|The Oxo Mandoline
Believe it or not, the fresh corn is still coming from the farm stand and will do so until the first hard frost. It would be a travesty not to try to find fresh corn for this dish. But if it is not available, frozen corn kernels would do in a pinch and I am convinced would be far superior to anything coming out of a can. The squash here can be Zucchini or Summer Squash, or, as I used, a mixture of the two. The color the Zucchini brings to the dish is worth its addition alone. Both squashes add to a distinct flavor to the dish. Nathalie calls for 1/8 inch slices which I achieved quite easily with a mandoline. If you don’t have a mandoline, I highly recommend the $69.95 Oxo model. However, if you do have children in the kitchen, never let them near it. It’s frighteningly sharp. As advertised, this dish is not hard to make. I cooked it longer than the recommended 40 to 50 minutes. I wanted a really crispy topping. And I used a 2-quart soufflé dish which was the perfect size to hold this generous recipe. Unless you are having a mob, this should be plenty for 12 people. And if you have any luck at all, you’ll have enough left over to use it as a bed for a great black pepper salmon with mustard sauce, that I will share with you in the coming days. Here is the recipe.

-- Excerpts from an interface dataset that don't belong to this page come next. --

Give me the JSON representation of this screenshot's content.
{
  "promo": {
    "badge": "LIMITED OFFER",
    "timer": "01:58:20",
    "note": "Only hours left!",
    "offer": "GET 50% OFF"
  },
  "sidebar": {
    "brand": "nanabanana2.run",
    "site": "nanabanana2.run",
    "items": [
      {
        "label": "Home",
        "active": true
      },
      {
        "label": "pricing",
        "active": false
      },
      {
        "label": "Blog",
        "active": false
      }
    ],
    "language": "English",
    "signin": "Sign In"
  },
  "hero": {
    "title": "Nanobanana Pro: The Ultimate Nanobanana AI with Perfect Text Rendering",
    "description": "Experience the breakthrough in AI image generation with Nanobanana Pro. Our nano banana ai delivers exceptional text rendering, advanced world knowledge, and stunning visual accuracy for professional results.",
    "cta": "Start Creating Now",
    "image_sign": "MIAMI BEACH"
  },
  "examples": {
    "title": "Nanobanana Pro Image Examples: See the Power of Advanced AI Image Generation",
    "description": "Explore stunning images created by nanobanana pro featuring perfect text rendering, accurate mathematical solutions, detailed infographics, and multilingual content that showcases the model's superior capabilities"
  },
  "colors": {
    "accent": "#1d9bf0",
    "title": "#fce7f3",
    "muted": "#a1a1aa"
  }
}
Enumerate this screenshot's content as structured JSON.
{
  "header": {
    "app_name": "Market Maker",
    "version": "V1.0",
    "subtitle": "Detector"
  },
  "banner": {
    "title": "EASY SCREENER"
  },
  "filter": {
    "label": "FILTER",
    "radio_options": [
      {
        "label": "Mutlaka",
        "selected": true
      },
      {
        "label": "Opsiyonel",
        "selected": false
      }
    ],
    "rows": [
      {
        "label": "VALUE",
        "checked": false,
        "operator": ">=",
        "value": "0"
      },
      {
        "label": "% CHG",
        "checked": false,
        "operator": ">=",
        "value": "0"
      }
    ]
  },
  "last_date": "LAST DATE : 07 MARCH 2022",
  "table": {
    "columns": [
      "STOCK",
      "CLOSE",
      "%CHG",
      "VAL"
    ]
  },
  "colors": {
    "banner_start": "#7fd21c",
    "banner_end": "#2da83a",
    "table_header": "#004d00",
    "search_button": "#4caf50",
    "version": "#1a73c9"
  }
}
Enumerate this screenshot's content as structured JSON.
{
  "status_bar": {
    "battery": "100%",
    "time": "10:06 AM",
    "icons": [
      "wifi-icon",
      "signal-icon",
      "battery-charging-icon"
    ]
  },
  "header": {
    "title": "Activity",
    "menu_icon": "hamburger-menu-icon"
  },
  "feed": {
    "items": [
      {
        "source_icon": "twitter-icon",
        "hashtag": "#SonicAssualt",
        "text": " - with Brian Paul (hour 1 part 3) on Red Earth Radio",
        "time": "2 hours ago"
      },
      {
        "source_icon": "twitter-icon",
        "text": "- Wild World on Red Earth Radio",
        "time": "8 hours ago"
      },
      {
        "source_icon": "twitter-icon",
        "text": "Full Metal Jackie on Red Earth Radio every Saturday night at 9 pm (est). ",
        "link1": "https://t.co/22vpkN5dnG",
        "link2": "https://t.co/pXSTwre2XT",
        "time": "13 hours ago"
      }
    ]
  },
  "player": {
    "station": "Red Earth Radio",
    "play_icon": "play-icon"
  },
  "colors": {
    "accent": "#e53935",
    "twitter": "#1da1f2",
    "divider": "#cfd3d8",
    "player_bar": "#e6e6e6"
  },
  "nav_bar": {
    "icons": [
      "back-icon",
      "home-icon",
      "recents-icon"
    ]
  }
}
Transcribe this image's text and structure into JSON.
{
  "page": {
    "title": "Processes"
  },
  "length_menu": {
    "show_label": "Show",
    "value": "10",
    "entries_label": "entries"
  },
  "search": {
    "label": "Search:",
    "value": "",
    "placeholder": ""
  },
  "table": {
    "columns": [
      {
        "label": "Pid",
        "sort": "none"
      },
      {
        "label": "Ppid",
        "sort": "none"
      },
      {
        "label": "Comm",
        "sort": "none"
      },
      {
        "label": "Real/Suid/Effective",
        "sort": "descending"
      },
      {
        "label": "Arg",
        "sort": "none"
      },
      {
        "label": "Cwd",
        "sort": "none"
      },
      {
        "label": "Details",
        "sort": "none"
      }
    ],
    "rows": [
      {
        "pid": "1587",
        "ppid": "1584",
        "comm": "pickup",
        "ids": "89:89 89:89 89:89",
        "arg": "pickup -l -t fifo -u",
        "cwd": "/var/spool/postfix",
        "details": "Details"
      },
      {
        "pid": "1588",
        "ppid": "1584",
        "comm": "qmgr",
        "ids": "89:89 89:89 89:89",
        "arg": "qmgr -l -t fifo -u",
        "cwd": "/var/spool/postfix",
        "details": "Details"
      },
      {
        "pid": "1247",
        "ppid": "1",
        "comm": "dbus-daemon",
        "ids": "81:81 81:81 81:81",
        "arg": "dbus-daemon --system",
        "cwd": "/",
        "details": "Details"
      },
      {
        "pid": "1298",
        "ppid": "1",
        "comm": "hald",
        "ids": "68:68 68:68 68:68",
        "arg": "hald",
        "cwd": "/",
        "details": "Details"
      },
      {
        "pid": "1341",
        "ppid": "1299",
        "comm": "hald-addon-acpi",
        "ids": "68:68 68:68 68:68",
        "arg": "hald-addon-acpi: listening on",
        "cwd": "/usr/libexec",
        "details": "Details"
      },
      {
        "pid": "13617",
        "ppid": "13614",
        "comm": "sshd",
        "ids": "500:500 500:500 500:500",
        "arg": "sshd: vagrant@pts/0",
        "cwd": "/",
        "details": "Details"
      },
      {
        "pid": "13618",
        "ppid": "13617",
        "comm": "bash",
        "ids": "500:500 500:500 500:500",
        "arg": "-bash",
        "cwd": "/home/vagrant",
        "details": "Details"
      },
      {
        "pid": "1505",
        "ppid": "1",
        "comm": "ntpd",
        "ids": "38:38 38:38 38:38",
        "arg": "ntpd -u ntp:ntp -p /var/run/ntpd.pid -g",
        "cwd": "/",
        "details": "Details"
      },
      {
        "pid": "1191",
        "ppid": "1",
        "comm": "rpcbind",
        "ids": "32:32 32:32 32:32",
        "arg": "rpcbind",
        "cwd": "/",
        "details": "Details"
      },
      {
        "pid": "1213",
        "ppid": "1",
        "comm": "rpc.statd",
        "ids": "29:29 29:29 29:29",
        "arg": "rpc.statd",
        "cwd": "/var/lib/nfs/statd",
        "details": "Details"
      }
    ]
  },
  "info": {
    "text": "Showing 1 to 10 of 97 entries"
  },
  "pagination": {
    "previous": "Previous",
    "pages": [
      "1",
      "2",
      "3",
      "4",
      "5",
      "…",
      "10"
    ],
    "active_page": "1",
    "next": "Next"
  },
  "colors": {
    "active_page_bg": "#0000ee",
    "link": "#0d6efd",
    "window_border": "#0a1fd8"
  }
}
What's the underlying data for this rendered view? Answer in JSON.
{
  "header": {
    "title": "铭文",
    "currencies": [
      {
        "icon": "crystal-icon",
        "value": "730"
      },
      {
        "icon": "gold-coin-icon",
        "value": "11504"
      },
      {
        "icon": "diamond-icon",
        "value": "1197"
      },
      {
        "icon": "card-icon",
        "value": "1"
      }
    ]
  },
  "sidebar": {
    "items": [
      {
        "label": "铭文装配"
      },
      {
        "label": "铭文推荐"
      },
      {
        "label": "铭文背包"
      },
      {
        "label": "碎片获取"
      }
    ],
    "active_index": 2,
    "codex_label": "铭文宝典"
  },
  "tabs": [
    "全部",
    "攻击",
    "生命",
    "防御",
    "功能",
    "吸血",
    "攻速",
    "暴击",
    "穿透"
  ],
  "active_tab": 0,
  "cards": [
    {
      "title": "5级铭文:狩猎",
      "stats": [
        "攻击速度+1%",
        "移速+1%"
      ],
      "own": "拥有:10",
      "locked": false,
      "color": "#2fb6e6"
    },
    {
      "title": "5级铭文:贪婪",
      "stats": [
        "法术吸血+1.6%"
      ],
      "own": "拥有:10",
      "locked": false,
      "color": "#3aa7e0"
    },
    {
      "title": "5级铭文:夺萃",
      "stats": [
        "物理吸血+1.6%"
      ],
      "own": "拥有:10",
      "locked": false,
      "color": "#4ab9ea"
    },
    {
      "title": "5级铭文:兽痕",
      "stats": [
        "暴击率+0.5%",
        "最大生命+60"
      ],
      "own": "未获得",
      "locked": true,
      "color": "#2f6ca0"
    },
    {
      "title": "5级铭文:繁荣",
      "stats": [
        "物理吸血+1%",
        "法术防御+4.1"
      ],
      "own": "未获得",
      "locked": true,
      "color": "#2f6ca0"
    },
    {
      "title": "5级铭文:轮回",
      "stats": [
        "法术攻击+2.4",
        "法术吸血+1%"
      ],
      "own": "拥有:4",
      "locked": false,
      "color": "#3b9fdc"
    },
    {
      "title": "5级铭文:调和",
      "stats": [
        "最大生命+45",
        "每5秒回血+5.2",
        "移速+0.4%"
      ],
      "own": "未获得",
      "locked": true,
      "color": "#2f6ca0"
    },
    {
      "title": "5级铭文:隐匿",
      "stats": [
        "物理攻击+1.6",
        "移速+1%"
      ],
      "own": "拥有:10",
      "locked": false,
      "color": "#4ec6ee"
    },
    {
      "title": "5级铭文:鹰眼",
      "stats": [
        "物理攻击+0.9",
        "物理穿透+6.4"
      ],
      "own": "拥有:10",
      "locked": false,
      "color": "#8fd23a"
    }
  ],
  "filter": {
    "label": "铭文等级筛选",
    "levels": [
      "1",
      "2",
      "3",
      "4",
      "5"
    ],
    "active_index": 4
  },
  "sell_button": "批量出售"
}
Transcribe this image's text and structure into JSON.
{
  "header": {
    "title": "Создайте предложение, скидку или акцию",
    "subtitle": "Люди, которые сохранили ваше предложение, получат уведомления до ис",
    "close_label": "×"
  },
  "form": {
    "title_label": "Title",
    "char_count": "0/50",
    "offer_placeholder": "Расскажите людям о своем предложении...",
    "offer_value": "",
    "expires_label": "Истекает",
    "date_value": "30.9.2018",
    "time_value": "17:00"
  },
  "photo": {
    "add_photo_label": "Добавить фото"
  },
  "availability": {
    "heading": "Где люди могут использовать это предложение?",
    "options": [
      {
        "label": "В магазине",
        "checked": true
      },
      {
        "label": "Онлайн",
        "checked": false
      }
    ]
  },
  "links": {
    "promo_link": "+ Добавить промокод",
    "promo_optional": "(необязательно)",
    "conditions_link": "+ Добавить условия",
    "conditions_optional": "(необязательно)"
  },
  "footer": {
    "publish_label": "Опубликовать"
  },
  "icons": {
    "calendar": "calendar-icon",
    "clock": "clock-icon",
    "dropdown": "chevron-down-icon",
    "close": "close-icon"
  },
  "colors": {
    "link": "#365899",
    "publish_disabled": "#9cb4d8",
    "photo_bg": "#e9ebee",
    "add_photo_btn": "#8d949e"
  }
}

Recipe for Easy Squash and Corn Pudding from Nathalie Dupree
In “Mastering the Art of Southern Cooking”
6 Ears of corn
3 slices of Bacon
3 cloves of garlic, chopped
1 Onion, chopped
1 lb. Squash, Summer yellow or
Zucchini cut into 1/8-inch thick rounds or a mixture of both.
2 Egg yolks
1⁄2 cup Milk
1⁄2 cup Cream
Freshly ground black pepper
1⁄8 tsp. Nutmeg
1 To 2 heaping tsp. finely chopped fresh thyme
1 cup Shredded Monterey Jack cheese
1. Preheat oven to 375°F.
2. Shuck the corn then strip off the kernels. If you have a Bundt cake pan, the best way to do this is to put the end of the corn in the center piece and using a sharp knife cut the corn off the cob so that it falls into the pan and not all over the counter.
3. Meanwhile, fry the bacon in a large saute pan. Use a slotted spoon to remove it from the pan, reserving the drippings in the pan. Drain the bacon on paper towels. Once it is cooled down, chop it into 1/4 inch dice.
4. Add the garlic and onion to the drippings and sauté until soft.
5. Add the squash slices cover the saute dish and cook until soft and wilted, about 10 minutes.
6. In a large bowl, combine the yolks, the whole eggs, milk, cream, salt, pepper, nutmeg, and thyme.
Whisk until smooth.
7. Add the cheese and the corn squash mixture. Stir until well blended.
8. Pour into a 2 qt. buttered casserole.
9. Set the casserole in a shallow pan and pour ½-inch of boiling water into the pan. Bake the casserole in the water bath for 45-50 minutes, or until the custard is set in the center.
For more posts on Nathalie Dupree, click on these two links: